A good financial plan is a road map that shows us exactly how the choices we make today will affect our future — Alexa Von Tobel
Keeping a good credit score is a journey, not a destination. Here are a few things that I have kept in mind to achieve and preserve a good credit score and that could help you as well to get to the same goal:
1. Never close your earliest credit card
Your credit report and your credit score are the two of the most vital aspects of your financial wealth — Erin Lowry
Credit history is very important when it comes to a credit check. Let your earliest credit card stay open even if you do not use it. It will look as if you have a record of many years, and you look more reliable in the eyes of the loan officers.
2. Pay off debt in 2–3 days
A man who pays his bills on time is soon forgotten — Oscar Wilde
Paying off debt every 2–3 days allows you to restore your credit limit and build a solid reputation of paying debt consistently. This is one of the most important ways to boost credit health.
Note that it is not required to pay your debt this soon, but I would recommend doing so to build a reliable credit history of paying off outstanding balances early and in an orderly manner.
3. Do not finance retail

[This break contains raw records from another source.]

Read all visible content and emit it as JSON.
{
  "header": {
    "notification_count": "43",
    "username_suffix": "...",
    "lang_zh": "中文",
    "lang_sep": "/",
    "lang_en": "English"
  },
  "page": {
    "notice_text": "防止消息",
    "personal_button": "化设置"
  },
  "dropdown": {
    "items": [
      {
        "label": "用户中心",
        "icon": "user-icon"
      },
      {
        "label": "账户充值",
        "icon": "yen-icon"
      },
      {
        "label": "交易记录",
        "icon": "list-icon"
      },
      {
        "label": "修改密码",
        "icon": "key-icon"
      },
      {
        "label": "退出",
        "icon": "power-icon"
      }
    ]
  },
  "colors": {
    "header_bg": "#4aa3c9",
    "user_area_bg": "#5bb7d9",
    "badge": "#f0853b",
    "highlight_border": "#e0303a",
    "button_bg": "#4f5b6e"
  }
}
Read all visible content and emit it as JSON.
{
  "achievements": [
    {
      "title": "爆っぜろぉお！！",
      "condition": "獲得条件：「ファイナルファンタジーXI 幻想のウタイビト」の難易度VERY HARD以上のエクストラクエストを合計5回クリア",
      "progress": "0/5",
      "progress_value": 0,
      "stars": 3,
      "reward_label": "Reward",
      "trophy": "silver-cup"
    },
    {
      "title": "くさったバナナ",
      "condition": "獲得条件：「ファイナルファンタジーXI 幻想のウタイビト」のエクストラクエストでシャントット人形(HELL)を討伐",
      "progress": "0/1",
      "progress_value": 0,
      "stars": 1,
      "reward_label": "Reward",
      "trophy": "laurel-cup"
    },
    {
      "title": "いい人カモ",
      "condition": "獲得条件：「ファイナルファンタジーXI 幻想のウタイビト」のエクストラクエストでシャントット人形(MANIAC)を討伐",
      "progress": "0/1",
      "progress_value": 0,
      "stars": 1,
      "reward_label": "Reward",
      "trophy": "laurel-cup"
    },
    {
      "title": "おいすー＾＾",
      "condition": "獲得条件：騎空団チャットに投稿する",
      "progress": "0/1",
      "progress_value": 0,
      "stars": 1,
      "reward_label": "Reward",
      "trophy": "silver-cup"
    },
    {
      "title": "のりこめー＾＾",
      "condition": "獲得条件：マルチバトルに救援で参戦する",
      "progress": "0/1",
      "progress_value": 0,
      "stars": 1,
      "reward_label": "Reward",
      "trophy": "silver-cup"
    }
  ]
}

Beware of little expenses; a small leak will sink a great ship — Benjamin Franklin
You must have run into retail shops that offer discounts if you open a credit card with them. Keep in mind that they do run a credit check which will affect your score. Try to avoid these types of credit cards, especially right before you are looking to apply for a loan.
As described earlier, you should always be looking to keep your outstanding balances low and have your numbers of credit checks as low as possible.
4. Do not use more than 40% of your credit card limit
When prosperity comes, do not use all of it — Confucius
Credit card usage has a high impact on your credit score. Although the bank gives you a particular limit on your card, it is advised to use up to 40 percent of the limit. The balances on the account should not be too high compared to loan limits. Keeping low balances on the account benefits the score in general.
Paying the card every 2–3 days will let you use the card more often up to 40 percent and will help you build up a strong credit history of consistence and fast debt payments.
If you want to read how I became financially independent, click here.
5. Always ask if there will be a credit check
Good credit is key to better lifestyle — Shawnta Shynedapoet Peterson
Whenever you are offered a discount if you finance a purchase, always ask if there is going to be a credit check. A high number of credit checks indicates more insufficient funds and the need for debt to afford your expenses.
However, the good news is that whenever you are approved for credit, the small score drop will disappear in a short time if you are consistent and in time with your payments.
6. Prioritize paying off debt
Pay off your debt first. Freedom from debt is worth more than any amount you can earn — Mark Cuban
This is probably the most important step. When you pay off a loan/debt your score jumps up a bit, depending on the amount of the loan. This is the most wonderful thing you could do to your credit score. Examples include paying off your car, the house, etc.
7. Too many credit cards indicate greater risk
Have you heard that one person that always advices to get as many credit cards as possible? Well, that person is partially wrong. Although you will receive a higher total credit limit, your outstanding debt will increase. For many banks, a big number of credit cards indicates higher risk of paying off debt.
Personally, I have built my credit score with only two credit cards. One that I have opened years ago and I now rarely use, and the other one that I use consistently.
8. Too many loans lower the score
To contract new debts is not the way to pay old ones — George Washington
If possible, try to avid having too many loans. If you stay away from financing retail purchases etc as advised earlier, you should be fine. Get as few loans as you can. However, there are a few exceptions.
9. Get a loan and then pay it off
Nothing changes your life more, other than God and love, than moving your credit score 120 points — John Hope Bryant
If you have the cash and want to build your credit score, you can finance your purchase and later pay it off completely. It is advised to pay your increments each month for a few months and then pay it in full. This should definitely boost your credit score in no time.
10. If possible, join a credit line
When you become an adult, your GPA is replaced by your credit score — Ghaju
If you have someone who has a long, strong credit history and it is someone who you trust and trusts you back as well, join their credit line. Any payment that they make, or payments in full, will also affect your credit score by increasing it.
Having a good credit score is a journey and not a destination. By keeping a few things in mind related to your credit card you should improve your score in no time.
Such things include paying your debt every 2–3 days, using up to 40 percent of your limit, and prioritizing paying off debt.
Keep in mind to always ask if there will be a credit check whenever offered financing, and avoid financing retail purchases.
Avoid having too many credit cards and keep your number of loans low. If possible, join a credit line of someone you trust and trusts you back. Good luck on your journey!
Becoming debt-free is about more than just paying off debt. It’s about discovering freedom, flexibility, and control over your life, your finances, and your future — Unknown
Keep dreaming, keep building.